▶ _Work instruction_
Would you print all of the entries word for word?
[Start of Attachment]
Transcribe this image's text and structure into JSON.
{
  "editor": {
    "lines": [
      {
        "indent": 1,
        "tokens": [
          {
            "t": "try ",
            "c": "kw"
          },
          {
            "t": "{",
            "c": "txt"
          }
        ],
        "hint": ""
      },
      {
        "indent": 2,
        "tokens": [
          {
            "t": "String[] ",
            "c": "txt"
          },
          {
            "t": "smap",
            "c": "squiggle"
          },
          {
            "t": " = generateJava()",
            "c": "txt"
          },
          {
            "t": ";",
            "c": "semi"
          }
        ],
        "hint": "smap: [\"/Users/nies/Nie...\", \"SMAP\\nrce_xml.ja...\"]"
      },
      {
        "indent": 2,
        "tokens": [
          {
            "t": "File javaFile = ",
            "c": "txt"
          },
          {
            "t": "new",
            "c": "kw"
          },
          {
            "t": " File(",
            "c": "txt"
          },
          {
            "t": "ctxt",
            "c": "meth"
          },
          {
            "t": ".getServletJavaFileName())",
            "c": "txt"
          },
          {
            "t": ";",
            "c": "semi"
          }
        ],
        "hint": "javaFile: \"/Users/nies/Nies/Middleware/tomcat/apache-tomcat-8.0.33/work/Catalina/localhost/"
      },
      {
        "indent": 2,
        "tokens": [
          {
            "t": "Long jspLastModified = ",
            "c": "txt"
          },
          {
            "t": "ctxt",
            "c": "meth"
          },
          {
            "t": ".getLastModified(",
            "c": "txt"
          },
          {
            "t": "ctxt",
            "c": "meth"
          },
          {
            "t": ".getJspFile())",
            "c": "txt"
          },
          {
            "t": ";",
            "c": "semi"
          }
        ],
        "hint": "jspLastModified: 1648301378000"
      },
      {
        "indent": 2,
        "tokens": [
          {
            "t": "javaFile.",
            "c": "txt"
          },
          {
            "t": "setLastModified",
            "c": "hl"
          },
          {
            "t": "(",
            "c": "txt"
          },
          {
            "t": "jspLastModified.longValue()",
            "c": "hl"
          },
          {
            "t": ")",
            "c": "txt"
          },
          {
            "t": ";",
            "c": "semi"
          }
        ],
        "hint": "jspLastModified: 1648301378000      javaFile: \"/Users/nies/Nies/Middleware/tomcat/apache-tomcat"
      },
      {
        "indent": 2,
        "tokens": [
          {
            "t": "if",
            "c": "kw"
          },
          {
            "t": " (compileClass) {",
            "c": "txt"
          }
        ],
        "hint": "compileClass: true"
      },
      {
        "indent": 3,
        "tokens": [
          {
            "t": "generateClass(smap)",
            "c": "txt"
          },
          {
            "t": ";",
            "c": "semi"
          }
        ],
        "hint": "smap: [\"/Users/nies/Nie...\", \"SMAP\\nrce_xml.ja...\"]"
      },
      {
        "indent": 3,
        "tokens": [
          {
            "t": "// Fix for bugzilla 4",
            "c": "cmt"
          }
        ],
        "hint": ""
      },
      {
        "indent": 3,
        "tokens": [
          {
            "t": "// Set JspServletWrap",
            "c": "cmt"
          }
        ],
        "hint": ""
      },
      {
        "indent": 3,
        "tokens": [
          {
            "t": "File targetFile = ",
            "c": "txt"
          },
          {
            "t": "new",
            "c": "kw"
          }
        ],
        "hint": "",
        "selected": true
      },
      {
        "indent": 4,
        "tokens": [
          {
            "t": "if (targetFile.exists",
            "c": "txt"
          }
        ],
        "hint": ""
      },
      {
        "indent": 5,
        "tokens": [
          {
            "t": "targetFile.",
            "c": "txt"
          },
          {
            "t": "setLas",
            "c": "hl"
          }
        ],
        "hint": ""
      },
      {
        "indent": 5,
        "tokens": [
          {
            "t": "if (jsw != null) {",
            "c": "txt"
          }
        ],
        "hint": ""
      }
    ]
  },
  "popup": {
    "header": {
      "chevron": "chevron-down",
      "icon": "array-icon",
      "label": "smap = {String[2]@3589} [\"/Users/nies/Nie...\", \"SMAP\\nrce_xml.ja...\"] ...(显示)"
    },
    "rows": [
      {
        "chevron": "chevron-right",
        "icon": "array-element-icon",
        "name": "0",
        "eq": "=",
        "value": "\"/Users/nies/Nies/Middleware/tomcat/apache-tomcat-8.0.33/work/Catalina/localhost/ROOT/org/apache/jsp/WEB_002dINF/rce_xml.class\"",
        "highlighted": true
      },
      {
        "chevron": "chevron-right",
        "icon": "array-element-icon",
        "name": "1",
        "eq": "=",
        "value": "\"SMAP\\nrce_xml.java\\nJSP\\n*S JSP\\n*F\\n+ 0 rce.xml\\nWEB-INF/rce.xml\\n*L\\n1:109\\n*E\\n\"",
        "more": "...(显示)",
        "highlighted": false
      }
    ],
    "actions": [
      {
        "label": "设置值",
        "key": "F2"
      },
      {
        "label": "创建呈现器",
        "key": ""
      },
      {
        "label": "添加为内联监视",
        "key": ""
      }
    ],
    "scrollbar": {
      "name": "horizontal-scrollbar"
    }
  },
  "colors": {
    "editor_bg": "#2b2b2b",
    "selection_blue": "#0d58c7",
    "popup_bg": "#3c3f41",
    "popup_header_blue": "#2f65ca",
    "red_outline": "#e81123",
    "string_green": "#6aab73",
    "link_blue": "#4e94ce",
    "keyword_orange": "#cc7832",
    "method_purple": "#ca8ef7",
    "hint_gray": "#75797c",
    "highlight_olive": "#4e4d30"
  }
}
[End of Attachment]
▶ _Solution for this problem_
Transcribe this image's text and structure into JSON.
{
  "editor": {
    "lines": [
      {
        "indent": 1,
        "tokens": [
          {
            "t": "try ",
            "c": "kw"
          },
          {
            "t": "{",
            "c": "txt"
          }
        ],
        "hint": ""
      },
      {
        "indent": 2,
        "tokens": [
          {
            "t": "String[] ",
            "c": "txt"
          },
          {
            "t": "smap",
            "c": "squiggle"
          },
          {
            "t": " = generateJava()",
            "c": "txt"
          },
          {
            "t": ";",
            "c": "semi"
          }
        ],
        "hint": "smap: [\"/Users/nies/Nie...\", \"SMAP\\nrce_xml.ja...\"]"
      },
      {
        "indent": 2,
        "tokens": [
          {
            "t": "File javaFile = ",
            "c": "txt"
          },
          {
            "t": "new",
            "c": "kw"
          },
          {
            "t": " File(",
            "c": "txt"
          },
          {
            "t": "ctxt",
            "c": "meth"
          },
          {
            "t": ".getServletJavaFileName())",
            "c": "txt"
          },
          {
            "t": ";",
            "c": "semi"
          }
        ],
        "hint": "javaFile: \"/Users/nies/Nies/Middleware/tomcat/apache-tomcat-8.0.33/work/Catalina/localhost/"
      },
      {
        "indent": 2,
        "tokens": [
          {
            "t": "Long jspLastModified = ",
            "c": "txt"
          },
          {
            "t": "ctxt",
            "c": "meth"
          },
          {
            "t": ".getLastModified(",
            "c": "txt"
          },
          {
            "t": "ctxt",
            "c": "meth"
          },
          {
            "t": ".getJspFile())",
            "c": "txt"
          },
          {
            "t": ";",
            "c": "semi"
          }
        ],
        "hint": "jspLastModified: 1648301378000"
      },
      {
        "indent": 2,
        "tokens": [
          {
            "t": "javaFile.",
            "c": "txt"
          },
          {
            "t": "setLastModified",
            "c": "hl"
          },
          {
            "t": "(",
            "c": "txt"
          },
          {
            "t": "jspLastModified.longValue()",
            "c": "hl"
          },
          {
            "t": ")",
            "c": "txt"
          },
          {
            "t": ";",
            "c": "semi"
          }
        ],
        "hint": "jspLastModified: 1648301378000      javaFile: \"/Users/nies/Nies/Middleware/tomcat/apache-tomcat"
      },
      {
        "indent": 2,
        "tokens": [
          {
            "t": "if",
            "c": "kw"
          },
          {
            "t": " (compileClass) {",
            "c": "txt"
          }
        ],
        "hint": "compileClass: true"
      },
      {
        "indent": 3,
        "tokens": [
          {
            "t": "generateClass(smap)",
            "c": "txt"
          },
          {
            "t": ";",
            "c": "semi"
          }
        ],
        "hint": "smap: [\"/Users/nies/Nie...\", \"SMAP\\nrce_xml.ja...\"]"
      },
      {
        "indent": 3,
        "tokens": [
          {
            "t": "// Fix for bugzilla 4",
            "c": "cmt"
          }
        ],
        "hint": ""
      },
      {
        "indent": 3,
        "tokens": [
          {
            "t": "// Set JspServletWrap",
            "c": "cmt"
          }
        ],
        "hint": ""
      },
      {
        "indent": 3,
        "tokens": [
          {
            "t": "File targetFile = ",
            "c": "txt"
          },
          {
            "t": "new",
            "c": "kw"
          }
        ],
        "hint": "",
        "selected": true
      },
      {
        "indent": 4,
        "tokens": [
          {
            "t": "if (targetFile.exists",
            "c": "txt"
          }
        ],
        "hint": ""
      },
      {
        "indent": 5,
        "tokens": [
          {
            "t": "targetFile.",
            "c": "txt"
          },
          {
            "t": "setLas",
            "c": "hl"
          }
        ],
        "hint": ""
      },
      {
        "indent": 5,
        "tokens": [
          {
            "t": "if (jsw != null) {",
            "c": "txt"
          }
        ],
        "hint": ""
      }
    ]
  },
  "popup": {
    "header": {
      "chevron": "chevron-down",
      "icon": "array-icon",
      "label": "smap = {String[2]@3589} [\"/Users/nies/Nie...\", \"SMAP\\nrce_xml.ja...\"] ...(显示)"
    },
    "rows": [
      {
        "chevron": "chevron-right",
        "icon": "array-element-icon",
        "name": "0",
        "eq": "=",
        "value": "\"/Users/nies/Nies/Middleware/tomcat/apache-tomcat-8.0.33/work/Catalina/localhost/ROOT/org/apache/jsp/WEB_002dINF/rce_xml.class\"",
        "highlighted": true
      },
      {
        "chevron": "chevron-right",
        "icon": "array-element-icon",
        "name": "1",
        "eq": "=",
        "value": "\"SMAP\\nrce_xml.java\\nJSP\\n*S JSP\\n*F\\n+ 0 rce.xml\\nWEB-INF/rce.xml\\n*L\\n1:109\\n*E\\n\"",
        "more": "...(显示)",
        "highlighted": false
      }
    ],
    "actions": [
      {
        "label": "设置值",
        "key": "F2"
      },
      {
        "label": "创建呈现器",
        "key": ""
      },
      {
        "label": "添加为内联监视",
        "key": ""
      }
    ],
    "scrollbar": {
      "name": "horizontal-scrollbar"
    }
  },
  "colors": {
    "editor_bg": "#2b2b2b",
    "selection_blue": "#0d58c7",
    "popup_bg": "#3c3f41",
    "popup_header_blue": "#2f65ca",
    "red_outline": "#e81123",
    "string_green": "#6aab73",
    "link_blue": "#4e94ce",
    "keyword_orange": "#cc7832",
    "method_purple": "#ca8ef7",
    "hint_gray": "#75797c",
    "highlight_olive": "#4e4d30"
  }
}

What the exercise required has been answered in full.